Leave the images aside and output every entry exactly.

INFORMATION SHOWN

--------------------------------------------------

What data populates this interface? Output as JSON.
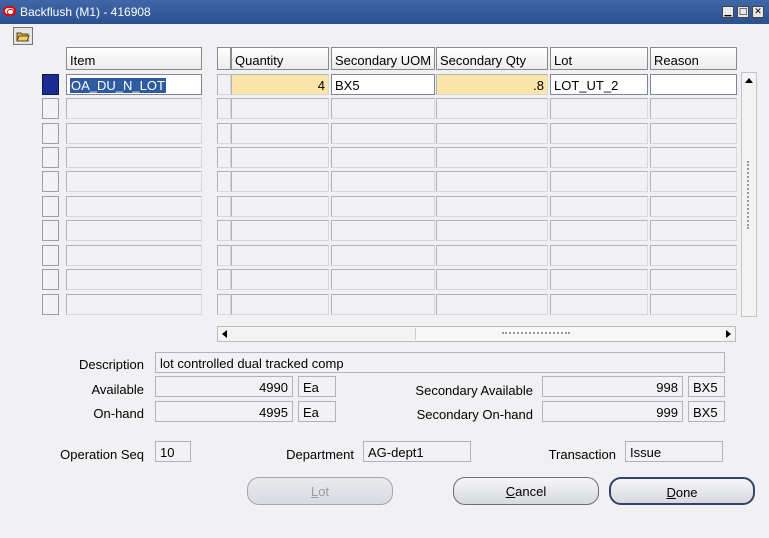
{
  "window": {
    "title": "Backflush (M1) - 416908"
  },
  "columns": {
    "item": "Item",
    "quantity": "Quantity",
    "secondary_uom": "Secondary UOM",
    "secondary_qty": "Secondary Qty",
    "lot": "Lot",
    "reason": "Reason"
  },
  "row1": {
    "item": "OA_DU_N_LOT",
    "quantity": "4",
    "secondary_uom": "BX5",
    "secondary_qty": ".8",
    "lot": "LOT_UT_2",
    "reason": ""
  },
  "details": {
    "description_label": "Description",
    "description_value": "lot controlled dual tracked comp",
    "available_label": "Available",
    "available_value": "4990",
    "available_uom": "Ea",
    "onhand_label": "On-hand",
    "onhand_value": "4995",
    "onhand_uom": "Ea",
    "sec_available_label": "Secondary Available",
    "sec_available_value": "998",
    "sec_available_uom": "BX5",
    "sec_onhand_label": "Secondary On-hand",
    "sec_onhand_value": "999",
    "sec_onhand_uom": "BX5",
    "opseq_label": "Operation Seq",
    "opseq_value": "10",
    "department_label": "Department",
    "department_value": "AG-dept1",
    "transaction_label": "Transaction",
    "transaction_value": "Issue"
  },
  "buttons": {
    "lot_first": "L",
    "lot_rest": "ot",
    "cancel_first": "C",
    "cancel_rest": "ancel",
    "done_first": "D",
    "done_rest": "one"
  },
  "icons": {
    "toolbar": "folder-open-icon",
    "scroll_up": "arrow-up-icon",
    "scroll_left": "arrow-left-icon",
    "scroll_right": "arrow-right-icon"
  },
  "colors": {
    "titlebar": "#2b5090",
    "required_field": "#fbe5a8",
    "selected_row_indicator": "#1b2c90"
  }
}
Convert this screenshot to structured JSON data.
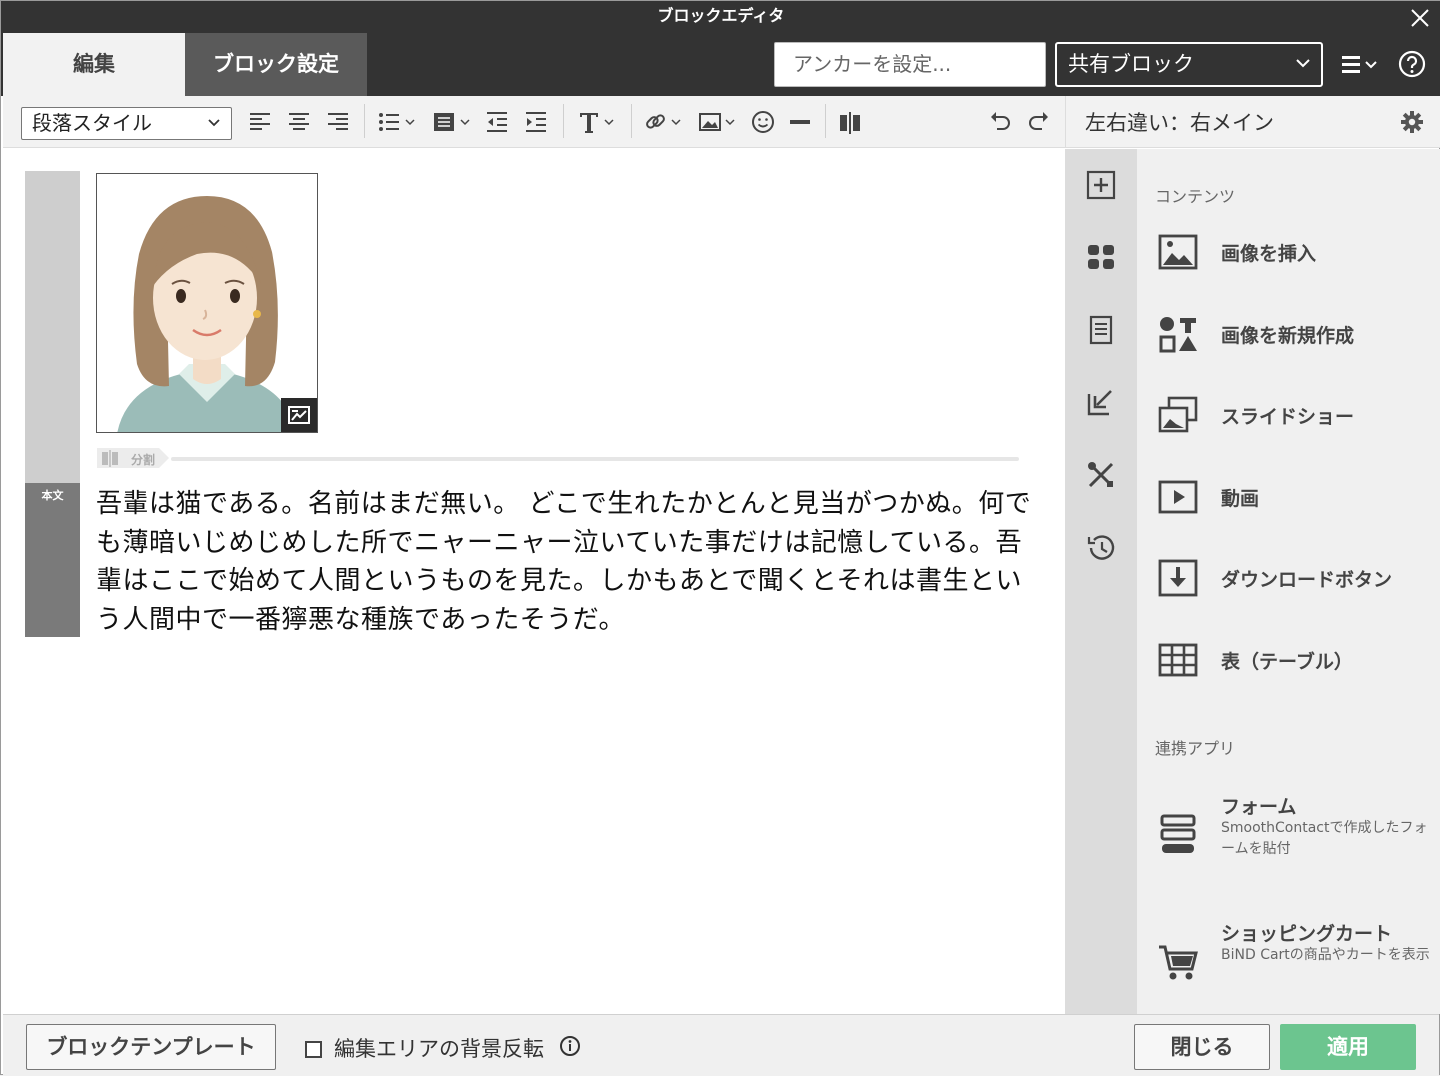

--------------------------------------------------

SOLUTION TO THE PROBLEM
What data populates this interface? Output as JSON.
{
  "window": {
    "title": "Backflush (M1) - 416908"
  },
  "columns": {
    "item": "Item",
    "quantity": "Quantity",
    "secondary_uom": "Secondary UOM",
    "secondary_qty": "Secondary Qty",
    "lot": "Lot",
    "reason": "Reason"
  },
  "row1": {
    "item": "OA_DU_N_LOT",
    "quantity": "4",
    "secondary_uom": "BX5",
    "secondary_qty": ".8",
    "lot": "LOT_UT_2",
    "reason": ""
  },
  "details": {
    "description_label": "Description",
    "description_value": "lot controlled dual tracked comp",
    "available_label": "Available",
    "available_value": "4990",
    "available_uom": "Ea",
    "onhand_label": "On-hand",
    "onhand_value": "4995",
    "onhand_uom": "Ea",
    "sec_available_label": "Secondary Available",
    "sec_available_value": "998",
    "sec_available_uom": "BX5",
    "sec_onhand_label": "Secondary On-hand",
    "sec_onhand_value": "999",
    "sec_onhand_uom": "BX5",
    "opseq_label": "Operation Seq",
    "opseq_value": "10",
    "department_label": "Department",
    "department_value": "AG-dept1",
    "transaction_label": "Transaction",
    "transaction_value": "Issue"
  },
  "buttons": {
    "lot_first": "L",
    "lot_rest": "ot",
    "cancel_first": "C",
    "cancel_rest": "ancel",
    "done_first": "D",
    "done_rest": "one"
  },
  "icons": {
    "toolbar": "folder-open-icon",
    "scroll_up": "arrow-up-icon",
    "scroll_left": "arrow-left-icon",
    "scroll_right": "arrow-right-icon"
  },
  "colors": {
    "titlebar": "#2b5090",
    "required_field": "#fbe5a8",
    "selected_row_indicator": "#1b2c90"
  }
}
Convert this screenshot to structured JSON data.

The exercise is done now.